Data shown Start Marker
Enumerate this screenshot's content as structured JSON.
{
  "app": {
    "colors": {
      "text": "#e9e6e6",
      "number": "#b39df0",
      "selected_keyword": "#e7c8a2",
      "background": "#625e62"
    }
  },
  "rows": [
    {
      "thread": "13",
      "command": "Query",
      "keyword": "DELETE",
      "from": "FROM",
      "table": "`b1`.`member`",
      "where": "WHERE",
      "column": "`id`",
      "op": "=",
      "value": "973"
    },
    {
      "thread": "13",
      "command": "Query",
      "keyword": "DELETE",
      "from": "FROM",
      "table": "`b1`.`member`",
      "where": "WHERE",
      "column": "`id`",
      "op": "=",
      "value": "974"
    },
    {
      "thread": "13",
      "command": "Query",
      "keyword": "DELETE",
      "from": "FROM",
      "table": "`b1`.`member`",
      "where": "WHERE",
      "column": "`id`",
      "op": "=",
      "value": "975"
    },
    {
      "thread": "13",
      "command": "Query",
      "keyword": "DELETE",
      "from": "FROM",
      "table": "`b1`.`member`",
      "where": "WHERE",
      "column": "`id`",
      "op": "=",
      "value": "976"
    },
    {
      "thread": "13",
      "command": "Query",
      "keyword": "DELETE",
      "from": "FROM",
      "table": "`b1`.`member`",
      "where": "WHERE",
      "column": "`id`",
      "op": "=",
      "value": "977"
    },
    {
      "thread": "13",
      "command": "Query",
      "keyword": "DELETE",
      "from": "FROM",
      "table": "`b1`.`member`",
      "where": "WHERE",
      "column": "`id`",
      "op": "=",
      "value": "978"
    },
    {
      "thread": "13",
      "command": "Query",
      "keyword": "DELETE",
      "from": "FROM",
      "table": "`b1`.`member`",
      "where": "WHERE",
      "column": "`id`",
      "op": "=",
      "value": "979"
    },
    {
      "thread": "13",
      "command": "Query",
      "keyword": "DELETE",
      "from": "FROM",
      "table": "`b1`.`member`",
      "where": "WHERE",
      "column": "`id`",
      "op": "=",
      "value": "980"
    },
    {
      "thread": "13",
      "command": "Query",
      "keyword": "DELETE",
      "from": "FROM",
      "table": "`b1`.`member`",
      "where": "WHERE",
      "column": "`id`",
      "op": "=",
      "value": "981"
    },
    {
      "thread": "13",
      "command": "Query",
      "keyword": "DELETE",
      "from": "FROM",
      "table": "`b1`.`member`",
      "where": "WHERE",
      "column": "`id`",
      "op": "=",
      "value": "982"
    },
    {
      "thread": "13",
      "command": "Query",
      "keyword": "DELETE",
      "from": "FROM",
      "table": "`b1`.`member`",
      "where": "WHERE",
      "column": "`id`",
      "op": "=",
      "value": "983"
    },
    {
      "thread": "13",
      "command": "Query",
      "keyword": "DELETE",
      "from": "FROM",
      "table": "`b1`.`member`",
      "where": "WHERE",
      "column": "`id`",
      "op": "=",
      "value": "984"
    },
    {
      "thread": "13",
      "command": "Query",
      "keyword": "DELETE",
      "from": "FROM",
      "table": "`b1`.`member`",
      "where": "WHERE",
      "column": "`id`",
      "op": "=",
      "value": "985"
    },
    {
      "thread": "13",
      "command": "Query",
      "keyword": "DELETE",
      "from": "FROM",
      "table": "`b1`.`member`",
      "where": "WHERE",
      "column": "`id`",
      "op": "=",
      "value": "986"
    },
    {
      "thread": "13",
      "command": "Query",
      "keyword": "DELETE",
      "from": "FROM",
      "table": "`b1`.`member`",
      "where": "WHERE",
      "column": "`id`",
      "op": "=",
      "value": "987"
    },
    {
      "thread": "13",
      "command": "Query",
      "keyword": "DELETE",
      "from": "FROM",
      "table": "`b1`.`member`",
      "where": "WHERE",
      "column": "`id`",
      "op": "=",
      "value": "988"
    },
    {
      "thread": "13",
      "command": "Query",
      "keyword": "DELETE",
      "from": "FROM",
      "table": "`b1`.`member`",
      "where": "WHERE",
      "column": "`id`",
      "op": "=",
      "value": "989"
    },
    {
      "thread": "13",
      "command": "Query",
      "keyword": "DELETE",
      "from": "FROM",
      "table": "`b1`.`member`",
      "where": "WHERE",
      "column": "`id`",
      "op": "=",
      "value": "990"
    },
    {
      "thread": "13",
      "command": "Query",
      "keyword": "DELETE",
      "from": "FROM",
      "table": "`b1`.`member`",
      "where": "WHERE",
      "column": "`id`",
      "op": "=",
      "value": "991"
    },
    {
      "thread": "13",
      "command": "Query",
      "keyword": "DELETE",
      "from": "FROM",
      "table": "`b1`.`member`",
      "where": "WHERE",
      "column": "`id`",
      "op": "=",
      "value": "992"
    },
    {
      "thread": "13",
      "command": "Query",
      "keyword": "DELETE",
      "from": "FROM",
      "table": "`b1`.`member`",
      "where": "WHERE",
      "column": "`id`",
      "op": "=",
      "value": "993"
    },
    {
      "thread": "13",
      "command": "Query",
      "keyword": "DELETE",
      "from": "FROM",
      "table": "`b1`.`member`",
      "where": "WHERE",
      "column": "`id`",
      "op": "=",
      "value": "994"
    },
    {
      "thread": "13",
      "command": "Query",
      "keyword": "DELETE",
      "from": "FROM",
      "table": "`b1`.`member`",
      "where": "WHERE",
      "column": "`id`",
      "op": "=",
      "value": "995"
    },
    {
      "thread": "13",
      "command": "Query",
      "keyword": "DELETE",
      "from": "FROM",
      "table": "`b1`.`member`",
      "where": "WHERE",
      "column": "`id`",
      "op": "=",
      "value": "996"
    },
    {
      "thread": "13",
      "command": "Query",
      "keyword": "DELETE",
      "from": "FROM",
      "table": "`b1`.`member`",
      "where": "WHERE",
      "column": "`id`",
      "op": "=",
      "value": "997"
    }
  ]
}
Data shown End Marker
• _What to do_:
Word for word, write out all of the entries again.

• _Written solution_:
Enumerate this screenshot's content as structured JSON.
{
  "app": {
    "colors": {
      "text": "#e9e6e6",
      "number": "#b39df0",
      "selected_keyword": "#e7c8a2",
      "background": "#625e62"
    }
  },
  "rows": [
    {
      "thread": "13",
      "command": "Query",
      "keyword": "DELETE",
      "from": "FROM",
      "table": "`b1`.`member`",
      "where": "WHERE",
      "column": "`id`",
      "op": "=",
      "value": "973"
    },
    {
      "thread": "13",
      "command": "Query",
      "keyword": "DELETE",
      "from": "FROM",
      "table": "`b1`.`member`",
      "where": "WHERE",
      "column": "`id`",
      "op": "=",
      "value": "974"
    },
    {
      "thread": "13",
      "command": "Query",
      "keyword": "DELETE",
      "from": "FROM",
      "table": "`b1`.`member`",
      "where": "WHERE",
      "column": "`id`",
      "op": "=",
      "value": "975"
    },
    {
      "thread": "13",
      "command": "Query",
      "keyword": "DELETE",
      "from": "FROM",
      "table": "`b1`.`member`",
      "where": "WHERE",
      "column": "`id`",
      "op": "=",
      "value": "976"
    },
    {
      "thread": "13",
      "command": "Query",
      "keyword": "DELETE",
      "from": "FROM",
      "table": "`b1`.`member`",
      "where": "WHERE",
      "column": "`id`",
      "op": "=",
      "value": "977"
    },
    {
      "thread": "13",
      "command": "Query",
      "keyword": "DELETE",
      "from": "FROM",
      "table": "`b1`.`member`",
      "where": "WHERE",
      "column": "`id`",
      "op": "=",
      "value": "978"
    },
    {
      "thread": "13",
      "command": "Query",
      "keyword": "DELETE",
      "from": "FROM",
      "table": "`b1`.`member`",
      "where": "WHERE",
      "column": "`id`",
      "op": "=",
      "value": "979"
    },
    {
      "thread": "13",
      "command": "Query",
      "keyword": "DELETE",
      "from": "FROM",
      "table": "`b1`.`member`",
      "where": "WHERE",
      "column": "`id`",
      "op": "=",
      "value": "980"
    },
    {
      "thread": "13",
      "command": "Query",
      "keyword": "DELETE",
      "from": "FROM",
      "table": "`b1`.`member`",
      "where": "WHERE",
      "column": "`id`",
      "op": "=",
      "value": "981"
    },
    {
      "thread": "13",
      "command": "Query",
      "keyword": "DELETE",
      "from": "FROM",
      "table": "`b1`.`member`",
      "where": "WHERE",
      "column": "`id`",
      "op": "=",
      "value": "982"
    },
    {
      "thread": "13",
      "command": "Query",
      "keyword": "DELETE",
      "from": "FROM",
      "table": "`b1`.`member`",
      "where": "WHERE",
      "column": "`id`",
      "op": "=",
      "value": "983"
    },
    {
      "thread": "13",
      "command": "Query",
      "keyword": "DELETE",
      "from": "FROM",
      "table": "`b1`.`member`",
      "where": "WHERE",
      "column": "`id`",
      "op": "=",
      "value": "984"
    },
    {
      "thread": "13",
      "command": "Query",
      "keyword": "DELETE",
      "from": "FROM",
      "table": "`b1`.`member`",
      "where": "WHERE",
      "column": "`id`",
      "op": "=",
      "value": "985"
    },
    {
      "thread": "13",
      "command": "Query",
      "keyword": "DELETE",
      "from": "FROM",
      "table": "`b1`.`member`",
      "where": "WHERE",
      "column": "`id`",
      "op": "=",
      "value": "986"
    },
    {
      "thread": "13",
      "command": "Query",
      "keyword": "DELETE",
      "from": "FROM",
      "table": "`b1`.`member`",
      "where": "WHERE",
      "column": "`id`",
      "op": "=",
      "value": "987"
    },
    {
      "thread": "13",
      "command": "Query",
      "keyword": "DELETE",
      "from": "FROM",
      "table": "`b1`.`member`",
      "where": "WHERE",
      "column": "`id`",
      "op": "=",
      "value": "988"
    },
    {
      "thread": "13",
      "command": "Query",
      "keyword": "DELETE",
      "from": "FROM",
      "table": "`b1`.`member`",
      "where": "WHERE",
      "column": "`id`",
      "op": "=",
      "value": "989"
    },
    {
      "thread": "13",
      "command": "Query",
      "keyword": "DELETE",
      "from": "FROM",
      "table": "`b1`.`member`",
      "where": "WHERE",
      "column": "`id`",
      "op": "=",
      "value": "990"
    },
    {
      "thread": "13",
      "command": "Query",
      "keyword": "DELETE",
      "from": "FROM",
      "table": "`b1`.`member`",
      "where": "WHERE",
      "column": "`id`",
      "op": "=",
      "value": "991"
    },
    {
      "thread": "13",
      "command": "Query",
      "keyword": "DELETE",
      "from": "FROM",
      "table": "`b1`.`member`",
      "where": "WHERE",
      "column": "`id`",
      "op": "=",
      "value": "992"
    },
    {
      "thread": "13",
      "command": "Query",
      "keyword": "DELETE",
      "from": "FROM",
      "table": "`b1`.`member`",
      "where": "WHERE",
      "column": "`id`",
      "op": "=",
      "value": "993"
    },
    {
      "thread": "13",
      "command": "Query",
      "keyword": "DELETE",
      "from": "FROM",
      "table": "`b1`.`member`",
      "where": "WHERE",
      "column": "`id`",
      "op": "=",
      "value": "994"
    },
    {
      "thread": "13",
      "command": "Query",
      "keyword": "DELETE",
      "from": "FROM",
      "table": "`b1`.`member`",
      "where": "WHERE",
      "column": "`id`",
      "op": "=",
      "value": "995"
    },
    {
      "thread": "13",
      "command": "Query",
      "keyword": "DELETE",
      "from": "FROM",
      "table": "`b1`.`member`",
      "where": "WHERE",
      "column": "`id`",
      "op": "=",
      "value": "996"
    },
    {
      "thread": "13",
      "command": "Query",
      "keyword": "DELETE",
      "from": "FROM",
      "table": "`b1`.`member`",
      "where": "WHERE",
      "column": "`id`",
      "op": "=",
      "value": "997"
    }
  ]
}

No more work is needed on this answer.